• **Description of the task**
The required result is every line of the records that includes "installer".

[App and web page records]
★ ★ ★ ★ ★

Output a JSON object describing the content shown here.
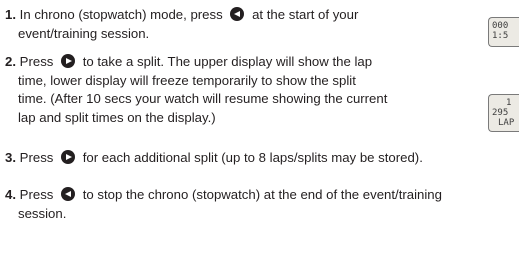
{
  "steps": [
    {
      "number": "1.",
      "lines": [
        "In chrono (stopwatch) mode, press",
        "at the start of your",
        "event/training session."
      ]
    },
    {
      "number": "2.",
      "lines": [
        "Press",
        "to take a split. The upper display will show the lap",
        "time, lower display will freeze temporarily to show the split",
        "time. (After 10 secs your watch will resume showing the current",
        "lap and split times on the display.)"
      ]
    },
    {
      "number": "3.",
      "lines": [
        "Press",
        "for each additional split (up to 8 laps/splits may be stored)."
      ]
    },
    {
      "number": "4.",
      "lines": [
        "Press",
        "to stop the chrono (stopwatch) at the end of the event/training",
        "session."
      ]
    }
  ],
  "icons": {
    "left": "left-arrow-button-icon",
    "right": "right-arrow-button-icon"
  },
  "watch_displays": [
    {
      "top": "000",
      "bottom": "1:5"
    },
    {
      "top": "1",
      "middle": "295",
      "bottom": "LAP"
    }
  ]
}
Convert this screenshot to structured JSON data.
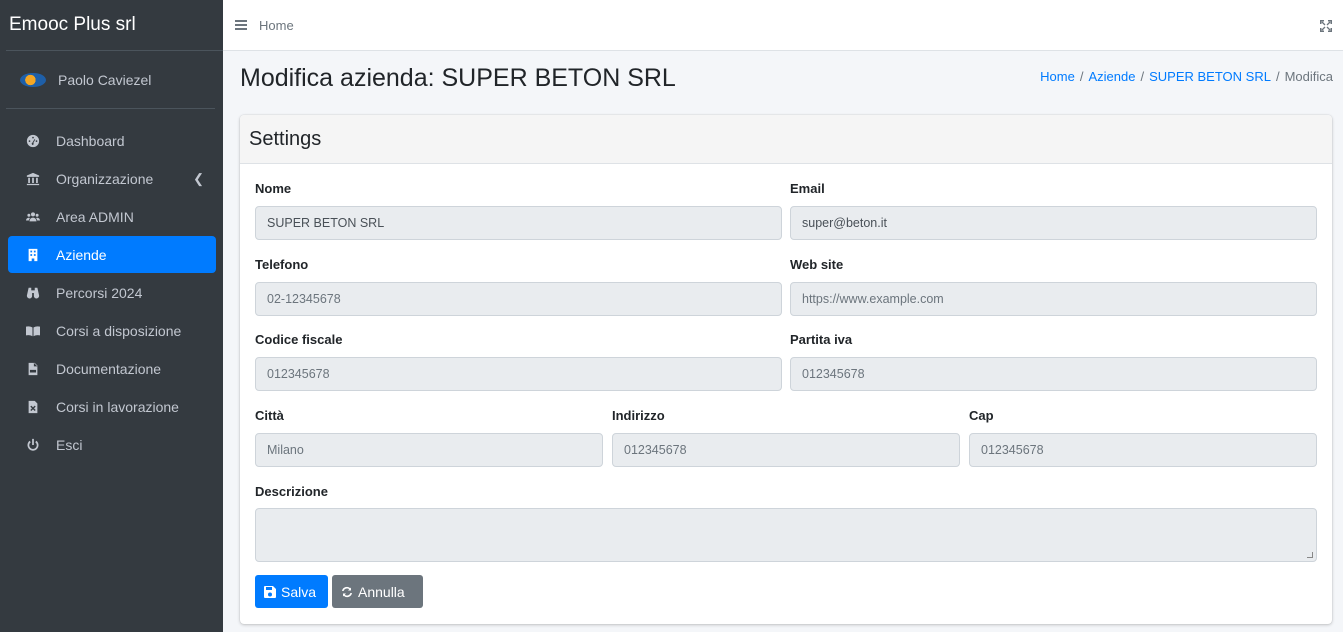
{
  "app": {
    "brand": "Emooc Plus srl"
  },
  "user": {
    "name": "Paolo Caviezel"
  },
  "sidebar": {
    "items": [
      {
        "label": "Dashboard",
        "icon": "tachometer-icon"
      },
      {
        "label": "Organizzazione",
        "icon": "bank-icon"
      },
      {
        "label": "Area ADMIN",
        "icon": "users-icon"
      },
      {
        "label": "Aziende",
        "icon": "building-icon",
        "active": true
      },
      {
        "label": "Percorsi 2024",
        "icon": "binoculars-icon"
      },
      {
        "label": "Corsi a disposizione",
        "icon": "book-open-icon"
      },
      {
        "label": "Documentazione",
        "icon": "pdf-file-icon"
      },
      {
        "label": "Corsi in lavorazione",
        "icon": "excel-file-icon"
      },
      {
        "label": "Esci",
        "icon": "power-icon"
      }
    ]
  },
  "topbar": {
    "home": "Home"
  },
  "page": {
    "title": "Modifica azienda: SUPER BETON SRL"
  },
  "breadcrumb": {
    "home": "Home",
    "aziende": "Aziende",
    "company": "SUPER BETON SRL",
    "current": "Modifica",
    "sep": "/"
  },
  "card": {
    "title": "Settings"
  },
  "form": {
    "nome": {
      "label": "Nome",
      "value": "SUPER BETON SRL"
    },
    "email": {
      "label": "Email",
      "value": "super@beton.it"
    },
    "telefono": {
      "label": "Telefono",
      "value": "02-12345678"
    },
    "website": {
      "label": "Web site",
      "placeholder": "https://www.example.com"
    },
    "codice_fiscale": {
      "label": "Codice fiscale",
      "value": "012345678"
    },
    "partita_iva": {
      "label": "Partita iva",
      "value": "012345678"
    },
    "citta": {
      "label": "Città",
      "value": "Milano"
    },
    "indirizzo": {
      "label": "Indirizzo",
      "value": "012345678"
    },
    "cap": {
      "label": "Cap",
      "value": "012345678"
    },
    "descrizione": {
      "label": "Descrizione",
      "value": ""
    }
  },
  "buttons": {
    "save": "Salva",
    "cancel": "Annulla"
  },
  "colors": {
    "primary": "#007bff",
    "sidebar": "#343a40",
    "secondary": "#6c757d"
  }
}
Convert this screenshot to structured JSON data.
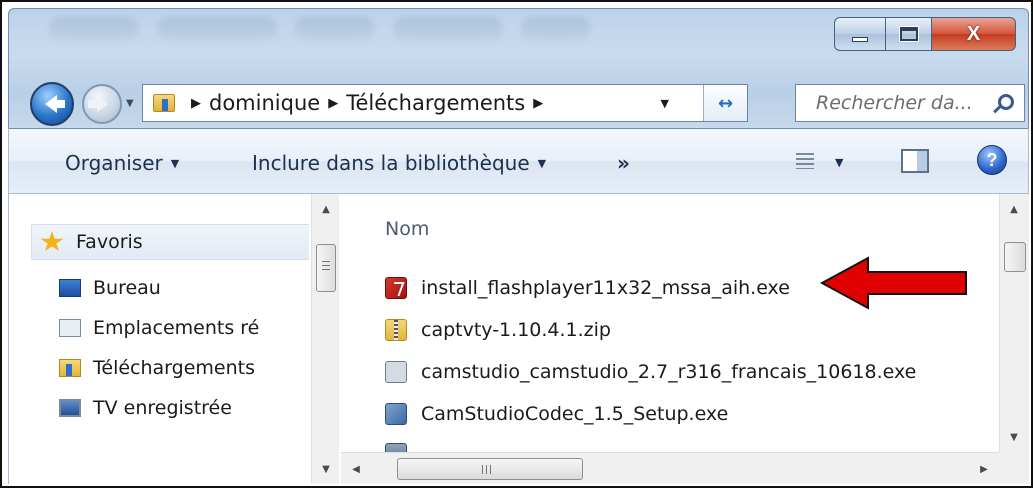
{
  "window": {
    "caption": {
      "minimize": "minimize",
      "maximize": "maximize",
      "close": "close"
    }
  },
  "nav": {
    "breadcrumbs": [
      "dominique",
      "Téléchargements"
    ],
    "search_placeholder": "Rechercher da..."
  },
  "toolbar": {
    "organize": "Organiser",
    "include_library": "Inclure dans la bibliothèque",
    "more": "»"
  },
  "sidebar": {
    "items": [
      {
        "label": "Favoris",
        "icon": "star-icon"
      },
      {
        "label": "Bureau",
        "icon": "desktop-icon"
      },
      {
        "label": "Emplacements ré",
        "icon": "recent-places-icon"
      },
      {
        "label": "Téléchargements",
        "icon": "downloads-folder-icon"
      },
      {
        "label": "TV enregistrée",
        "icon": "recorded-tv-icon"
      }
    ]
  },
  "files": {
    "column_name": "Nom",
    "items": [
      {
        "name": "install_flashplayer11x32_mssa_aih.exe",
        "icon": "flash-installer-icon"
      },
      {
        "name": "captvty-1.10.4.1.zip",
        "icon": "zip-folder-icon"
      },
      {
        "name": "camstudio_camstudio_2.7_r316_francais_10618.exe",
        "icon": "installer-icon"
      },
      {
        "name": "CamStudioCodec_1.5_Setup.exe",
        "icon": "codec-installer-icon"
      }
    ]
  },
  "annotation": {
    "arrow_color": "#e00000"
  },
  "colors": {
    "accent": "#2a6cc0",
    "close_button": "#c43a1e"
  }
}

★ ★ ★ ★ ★

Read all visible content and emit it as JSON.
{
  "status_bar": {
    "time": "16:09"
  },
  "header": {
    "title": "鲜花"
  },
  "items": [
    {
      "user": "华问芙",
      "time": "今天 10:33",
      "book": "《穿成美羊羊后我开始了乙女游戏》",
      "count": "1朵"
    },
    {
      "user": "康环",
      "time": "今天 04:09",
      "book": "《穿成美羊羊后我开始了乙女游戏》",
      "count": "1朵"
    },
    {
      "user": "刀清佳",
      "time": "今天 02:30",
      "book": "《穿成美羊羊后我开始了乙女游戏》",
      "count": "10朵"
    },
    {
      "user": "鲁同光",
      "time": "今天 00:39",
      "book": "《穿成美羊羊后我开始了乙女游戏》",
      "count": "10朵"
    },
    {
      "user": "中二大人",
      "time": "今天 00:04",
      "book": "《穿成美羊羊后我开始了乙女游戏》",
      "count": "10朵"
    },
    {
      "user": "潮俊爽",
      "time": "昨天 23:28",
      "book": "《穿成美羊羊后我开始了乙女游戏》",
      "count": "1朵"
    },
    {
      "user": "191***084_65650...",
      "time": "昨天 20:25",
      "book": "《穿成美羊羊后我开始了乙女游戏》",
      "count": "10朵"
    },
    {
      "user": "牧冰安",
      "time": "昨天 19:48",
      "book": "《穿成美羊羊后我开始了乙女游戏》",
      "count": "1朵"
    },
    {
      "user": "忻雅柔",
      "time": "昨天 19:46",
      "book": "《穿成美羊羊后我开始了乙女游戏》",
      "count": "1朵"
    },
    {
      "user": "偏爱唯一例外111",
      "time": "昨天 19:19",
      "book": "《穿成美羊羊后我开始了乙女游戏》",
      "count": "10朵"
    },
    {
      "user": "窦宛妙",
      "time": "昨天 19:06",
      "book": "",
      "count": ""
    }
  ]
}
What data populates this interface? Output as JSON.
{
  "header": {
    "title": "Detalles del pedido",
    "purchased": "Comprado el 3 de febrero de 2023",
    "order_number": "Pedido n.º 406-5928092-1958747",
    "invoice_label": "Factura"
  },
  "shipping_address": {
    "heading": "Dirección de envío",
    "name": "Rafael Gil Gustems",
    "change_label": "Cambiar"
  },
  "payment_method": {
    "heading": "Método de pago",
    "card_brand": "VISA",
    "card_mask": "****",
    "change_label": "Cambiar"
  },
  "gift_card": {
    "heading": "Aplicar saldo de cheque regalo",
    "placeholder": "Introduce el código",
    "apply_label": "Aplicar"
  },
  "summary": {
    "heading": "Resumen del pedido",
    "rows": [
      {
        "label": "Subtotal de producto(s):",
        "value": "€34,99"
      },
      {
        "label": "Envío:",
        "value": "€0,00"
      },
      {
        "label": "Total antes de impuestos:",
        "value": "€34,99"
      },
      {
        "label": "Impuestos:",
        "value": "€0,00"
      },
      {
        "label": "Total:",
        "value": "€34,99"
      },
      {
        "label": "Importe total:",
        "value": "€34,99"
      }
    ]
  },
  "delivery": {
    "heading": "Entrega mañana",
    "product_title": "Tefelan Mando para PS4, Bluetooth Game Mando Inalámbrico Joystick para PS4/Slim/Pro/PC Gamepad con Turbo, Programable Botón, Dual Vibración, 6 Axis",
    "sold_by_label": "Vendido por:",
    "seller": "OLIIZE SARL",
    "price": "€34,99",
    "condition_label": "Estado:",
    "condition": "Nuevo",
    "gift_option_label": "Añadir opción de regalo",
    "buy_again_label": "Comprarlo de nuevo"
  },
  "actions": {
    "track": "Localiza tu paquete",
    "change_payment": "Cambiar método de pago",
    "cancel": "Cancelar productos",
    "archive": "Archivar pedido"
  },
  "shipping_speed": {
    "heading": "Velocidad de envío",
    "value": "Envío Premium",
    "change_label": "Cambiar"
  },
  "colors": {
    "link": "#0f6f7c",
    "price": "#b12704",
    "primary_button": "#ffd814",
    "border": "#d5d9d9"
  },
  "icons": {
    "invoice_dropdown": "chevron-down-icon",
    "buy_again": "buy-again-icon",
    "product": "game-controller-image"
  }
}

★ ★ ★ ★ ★

• **Written reply**
        "icon": "flash-installer-icon"
        "icon": "installer-icon"
        "icon": "codec-installer-icon"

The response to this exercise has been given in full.